Tag: fcc

The FCC's Proposal for an Internet "Slow Lane" and Why You Should Care

Net neutrality

FCC Chairman and former cable industry lobbyist Tom Wheeler has proposed new regulations for the Internet that would allow Internet Service Providers to charge more to site operators and content providers in order to get faster throughput to end users, and slow traffic to any sites and services that don’t pay up. If these rules go through, it will break the current model of the Internet as an open, unfiltered platform for communication.

Today's Net Neutrality Decision Screws Us All

Net neutrality is dead

A federal appeals court today struck down some key provisions of the FCC Open Internet order. The court determined that, because ISPs do not have “common carrier” classification the way telephone providers do, the FCC does not have the authority to force ISPs to treat all traffic equally. This is a massive blow to the very foundation of what makes the Internet work the way it does, and has potentially devastating consequences.

Nationwide Emergency Alert System Test November 9th

EAS

In case you haven’t heard yet, the Federal Emergency Management Agency (FEMA) and the Federal Communications Commission (FCC) are conducting a nationwide test of the Emergency Alert System on November 9th, 2011. Why does this matter? It’s the first time it’s being done across the entire country, all at once, initiated by a federal agency. Up until now this system has been activated by local and state emergency management agencies, and if the federal government wanted to have a message disseminated it would have to request each state to activate it.

Net Neutrality Open Letter: A Follow-Up

Yesterday I received a reply to an email I’d sent to Sen. Ben Cardin that contained a link to my open letter on Net Neutrality. Here is what he said: Dear Christiaan: Thank you for contacting me in opposition to network neutrality. Due to the widespread growth of Internet broadband use, the issue that Congress needs to consider is whether legislation is needed to regulate access to broadband networks and services.

An Open Letter to Congress, the FCC and the White House on Net Neutrality & the Google-Verizon Deal

Mad as hell

The Net Neutrality debate seems to have reached critical mass, and it’s making me angry. Google and Verizon have struck a deal to submit a proposal to lawmakers that, in short, would stand to kill the Internet as we know it. I’m not being dramatic or fear mongering, I’m stating the reality of the situation. The elements of this proposal are engineered to appear to protect users’ rights to open Internet, but in reality have major loopholes that seem to give them carte blanche to filter services at will on mobile networks & “new services” that show up.

Verizon's Open Network Has Promise, but Initially Doesn’t Seem to Change Much

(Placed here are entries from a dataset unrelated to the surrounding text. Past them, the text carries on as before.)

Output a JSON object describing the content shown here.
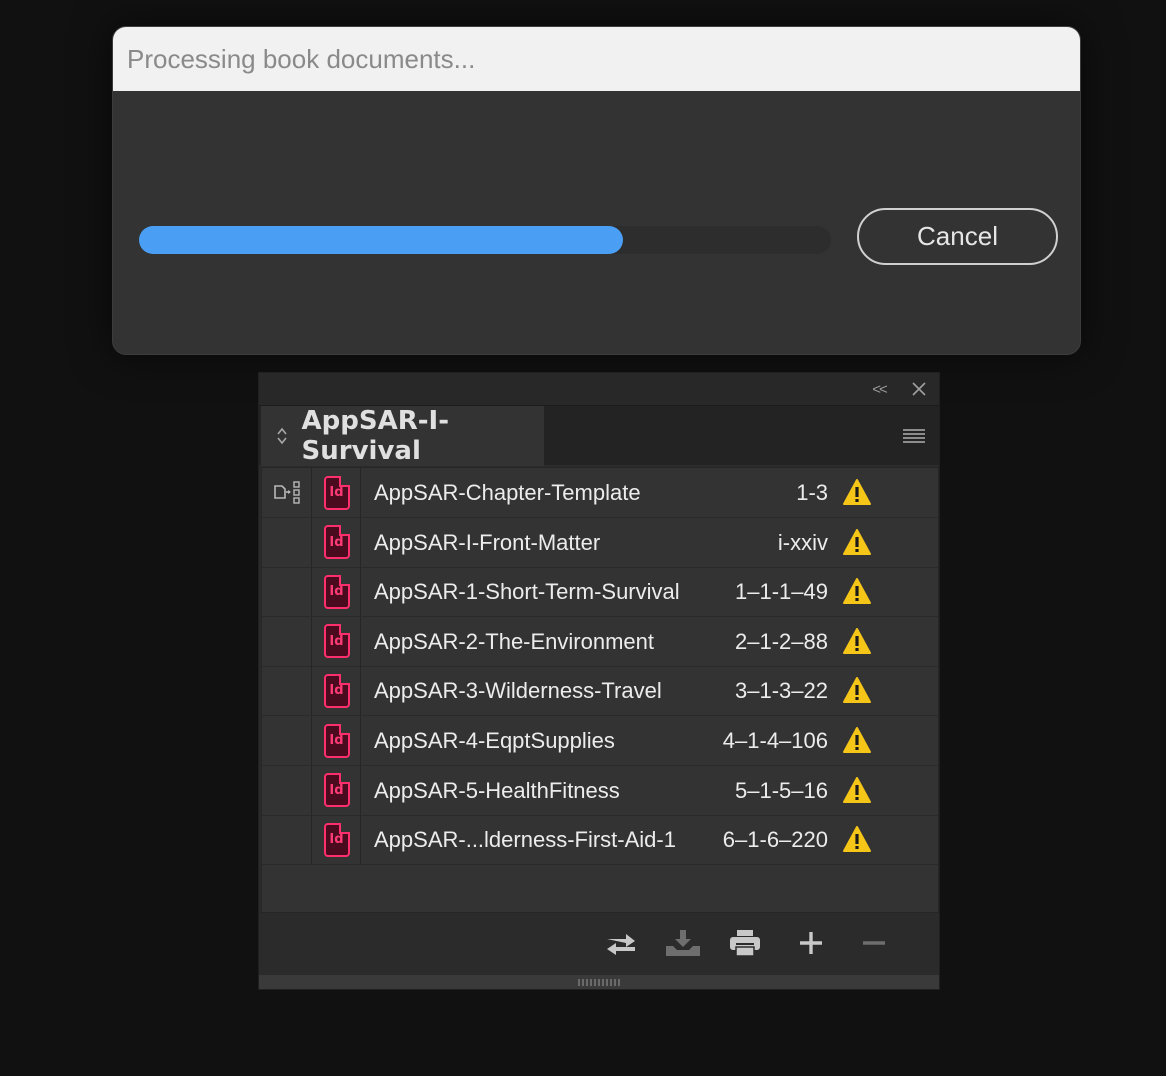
{
  "dialog": {
    "title": "Processing book documents...",
    "progress_percent": 70,
    "cancel_label": "Cancel",
    "progress_color": "#4a9ff5"
  },
  "panel": {
    "book_title": "AppSAR-I-Survival",
    "collapse_label": "<<",
    "documents": [
      {
        "name": "AppSAR-Chapter-Template",
        "pages": "1-3",
        "style_source": true,
        "warning": true
      },
      {
        "name": "AppSAR-I-Front-Matter",
        "pages": "i-xxiv",
        "style_source": false,
        "warning": true
      },
      {
        "name": "AppSAR-1-Short-Term-Survival",
        "pages": "1–1-1–49",
        "style_source": false,
        "warning": true
      },
      {
        "name": "AppSAR-2-The-Environment",
        "pages": "2–1-2–88",
        "style_source": false,
        "warning": true
      },
      {
        "name": "AppSAR-3-Wilderness-Travel",
        "pages": "3–1-3–22",
        "style_source": false,
        "warning": true
      },
      {
        "name": "AppSAR-4-EqptSupplies",
        "pages": "4–1-4–106",
        "style_source": false,
        "warning": true
      },
      {
        "name": "AppSAR-5-HealthFitness",
        "pages": "5–1-5–16",
        "style_source": false,
        "warning": true
      },
      {
        "name": "AppSAR-...lderness-First-Aid-1",
        "pages": "6–1-6–220",
        "style_source": false,
        "warning": true
      }
    ],
    "doc_icon_label": "Id",
    "icon_colors": {
      "indesign": "#ff2f6d",
      "warning": "#f5c518"
    },
    "toolbar": [
      "synchronize-icon",
      "save-book-icon",
      "print-book-icon",
      "add-document-icon",
      "remove-document-icon"
    ]
  }
}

Verizon’s recent announcement to open their network to all CDMA handsets, as well as applications, marks a major transition in the mindset of wireless carriers in the U.S. and presents a great opportunity for innovative development. With the option for consumers to use any handset they like with Verizon’s service, manufacturers and developers will have fewer hoops to jump through when it comes to bringing their product into the market mainstream.

The Wireless Spectrum Bid and Google – An Opportunity for Android's Full Potential?

Today Google officially announced that it will be bidding for wireless spectrum in an FCC auction in January. The 700 MHz spectrum is going to be up for auction, and if Google is able to snag a part of it, it could mean a truly open wireless network. It doesn’t seem to be any coincidence that this announcement comes right on the heels of Google’s Android announcement. With the development of a mobile OS created for open development and communication, the ability to back it with an open wireless network would be a huge boost for Android’s success, and make Google even more appealing as a wireless provider.